Depending on the duration and intensity of churning, the air content in the final product, the technical term for which is overrun, can be adjusted. More air gives it a lighter texture with a compromise in flavour (think dense fudgy brownies versus airy spongecake). An extreme example is the soft-serve, which has so much air incorporated that the resultant texture is reminiscent of whipped cream. The incorporated air also makes the final product seem less cold, and can be eaten with immediacy without getting a brainfreeze.
If you’re like me and prioritize flavour over texture then good news, the Italians have got you covered. A gelato undergoes a slower churning process leading to less overrun and a slightly denser texture than ice-cream, which translates to stronger flavour. Unlike the soft-serve which focuses primarily on texture, the gelato delivers an intensity of flavour that is hard to come by in a scoop of ice-cream. Premium ice-creams also have relatively less overrun, which is why their flavour seems more pronounced than your everyday, run-of-the-mill ice-creams.
Gelato also has a lower fat content compared to ice-cream, so it is technically healthier.
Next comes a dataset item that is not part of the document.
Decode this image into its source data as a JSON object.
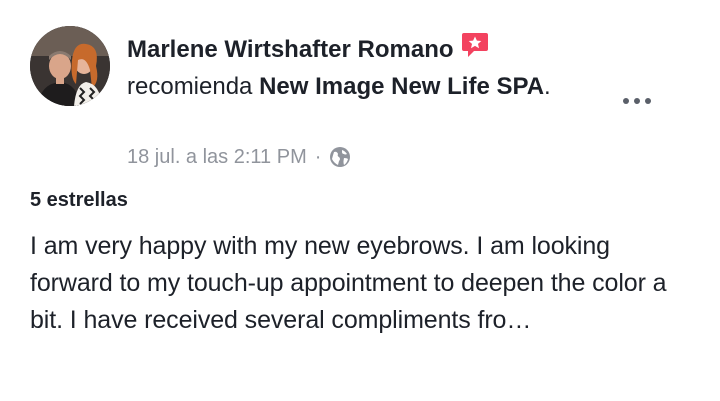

An even better option for health freaks is the frozen yoghurt, a tangy, low-fat alternative to ice-creams with the same texture and cold rush as a scoop of ice-cream. It has a unique, tangy flavour profile similar to yoghurt which is why fresher flavours like mango and berries work brilliantly when it comes to froyo. On the opposite end of the spectrum is the rich and decadent frozen custard, which is richer with a more luscious mouthfeel. This is the kind of base ideal for decadent flavours like chocolate and caramel.
So far, the focus has been almost entirely on texture, from the firm, slightly icy kulfi to the evanescent soft-serve. The realm of flavour is infinitely more complex. Ice-cream parlours serve up not just the classics like vanilla, chocolate and strawberry, but local varieties like mango, tender coconut and nolen gur, a personal favourite. And then there are the daring and downright weird, like the mind-boggling wasabi ice-cream we talked about in our Not Too Sweet series. I’ve had a duo of ice-creams in Burma Burma in Gurgaon: a scoop of avocado which tasted pretty bland, and a contrasting scoop of durian (that super-stinky fruit that is banned in public transports all over Southeast Asia) whose unique and intense flavour more than made up for the shortcomings of the former.
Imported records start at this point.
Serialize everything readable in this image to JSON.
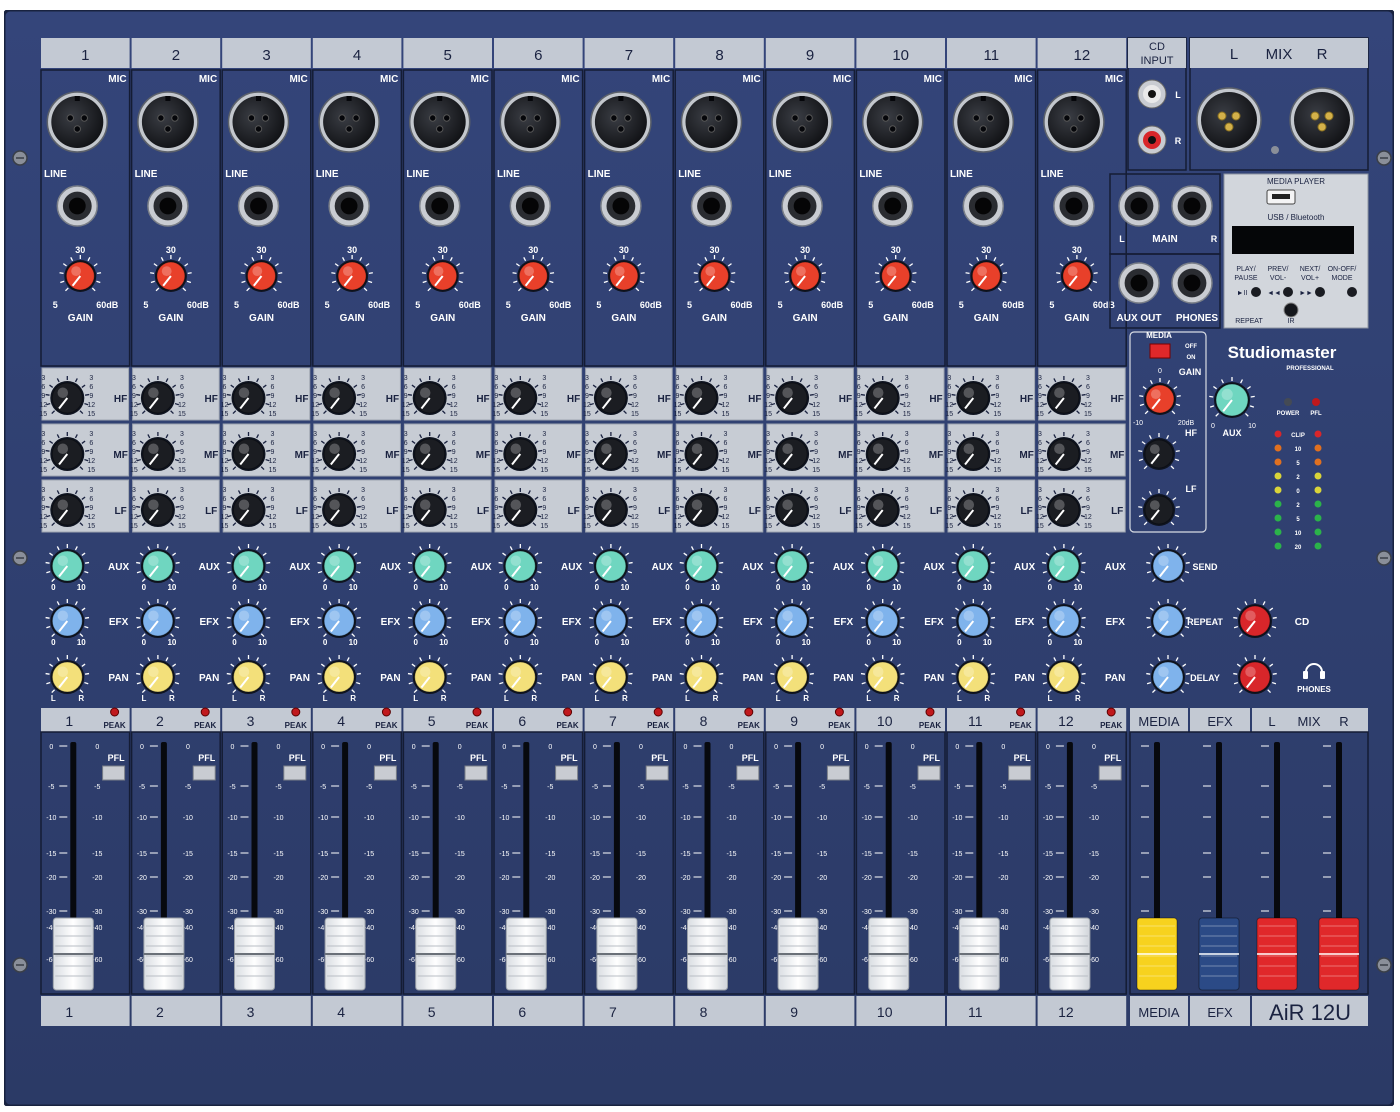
{
  "colors": {
    "panel": "#2b3a66",
    "panel_dark": "#1d2a4f",
    "strip_label": "#c3c9d3",
    "gain_knob": "#e8402a",
    "aux_knob": "#6fd6c0",
    "efx_knob": "#7fb3ec",
    "pan_knob": "#f3e07a",
    "eq_knob": "#1b1d22",
    "cd_knob": "#d8262a",
    "fader_white": "#f3f4f6",
    "fader_yellow": "#f7d21e",
    "fader_blue": "#2b4a86",
    "fader_red": "#e0282a",
    "peak_led": "#c0181c"
  },
  "channels": [
    "1",
    "2",
    "3",
    "4",
    "5",
    "6",
    "7",
    "8",
    "9",
    "10",
    "11",
    "12"
  ],
  "labels": {
    "mic": "MIC",
    "line": "LINE",
    "gain": "GAIN",
    "gain_min": "5",
    "gain_mid": "30",
    "gain_max": "60dB",
    "hf": "HF",
    "mf": "MF",
    "lf": "LF",
    "aux": "AUX",
    "efx": "EFX",
    "pan": "PAN",
    "peak": "PEAK",
    "pfl": "PFL",
    "knob_min": "0",
    "knob_max": "10",
    "pan_l": "L",
    "pan_r": "R"
  },
  "eq_scale": [
    "3",
    "6",
    "9",
    "12",
    "15"
  ],
  "fader_scale": [
    "0",
    "-5",
    "-10",
    "-15",
    "-20",
    "-30",
    "-40",
    "-60"
  ],
  "cd_input": {
    "title_1": "CD",
    "title_2": "INPUT",
    "l": "L",
    "r": "R"
  },
  "mix_out": {
    "l": "L",
    "title": "MIX",
    "r": "R"
  },
  "main_out": {
    "label": "MAIN",
    "l": "L",
    "r": "R"
  },
  "aux_out": "AUX OUT",
  "phones_out": "PHONES",
  "media_player": {
    "title": "MEDIA PLAYER",
    "sub": "USB / Bluetooth",
    "buttons": [
      "PLAY/ PAUSE",
      "PREV/ VOL-",
      "NEXT/ VOL+",
      "ON-OFF/ MODE"
    ],
    "icons": [
      "►II",
      "◄◄",
      "►►",
      ""
    ],
    "repeat": "REPEAT",
    "ir": "IR"
  },
  "media_section": {
    "title": "MEDIA",
    "off": "OFF",
    "on": "ON",
    "gain": "GAIN",
    "gain_min": "-10",
    "gain_max": "20dB",
    "hf": "HF",
    "lf": "LF"
  },
  "brand": {
    "name": "Studiomaster",
    "sub": "PROFESSIONAL"
  },
  "master": {
    "aux": "AUX",
    "power": "POWER",
    "pfl": "PFL",
    "meter": [
      "CLIP",
      "10",
      "5",
      "2",
      "0",
      "2",
      "5",
      "10",
      "20"
    ],
    "send": "SEND",
    "repeat": "REPEAT",
    "delay": "DELAY",
    "cd": "CD",
    "phones": "PHONES"
  },
  "bottom_labels": {
    "media": "MEDIA",
    "efx": "EFX",
    "mix_l": "L",
    "mix": "MIX",
    "mix_r": "R"
  },
  "model": "AiR 12U"
}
Ice-creams are not often served as it is, but garnished or paired with other stuff: a crunchy waffle cone, a smattering of chopped toasted almonds, tart macerated fruits or a drizzle of chocolate syrup. Banana splits and ice-cream sundaes showcase the ice-cream in all its glory, adorned with all sorts of goodies. On other occasions, the ice-cream is not the star of the show but provides a temperature contrast and a complimentary flavour note to a larger dish. You could go with an unimaginative scoop of vanilla ice-cream, but choosing an appropriate flavour can really improve a dish, like the Besan Barfi ice-cream at Rooh, or the bitter coffee ice-cream in this amazing Snicker’s Bar dessert from Monkey Bar.
It is difficult to explain why exactly we love frozen desserts so much. But these closing words by Alton Brown from a Good Eats episode is something that has stuck with me, so I’ll let him have the last word: “A single bite of the simplest fruit ice, sorbet, sherbet or ice-cream is an enigma. A slap of cold giving way to a loving hug of creaminess, textures morphing, flavours releasing and overlapping waves and then……it’s a memory. No wonder, ice-cream rates as the top pre-adolescent sensual experience.”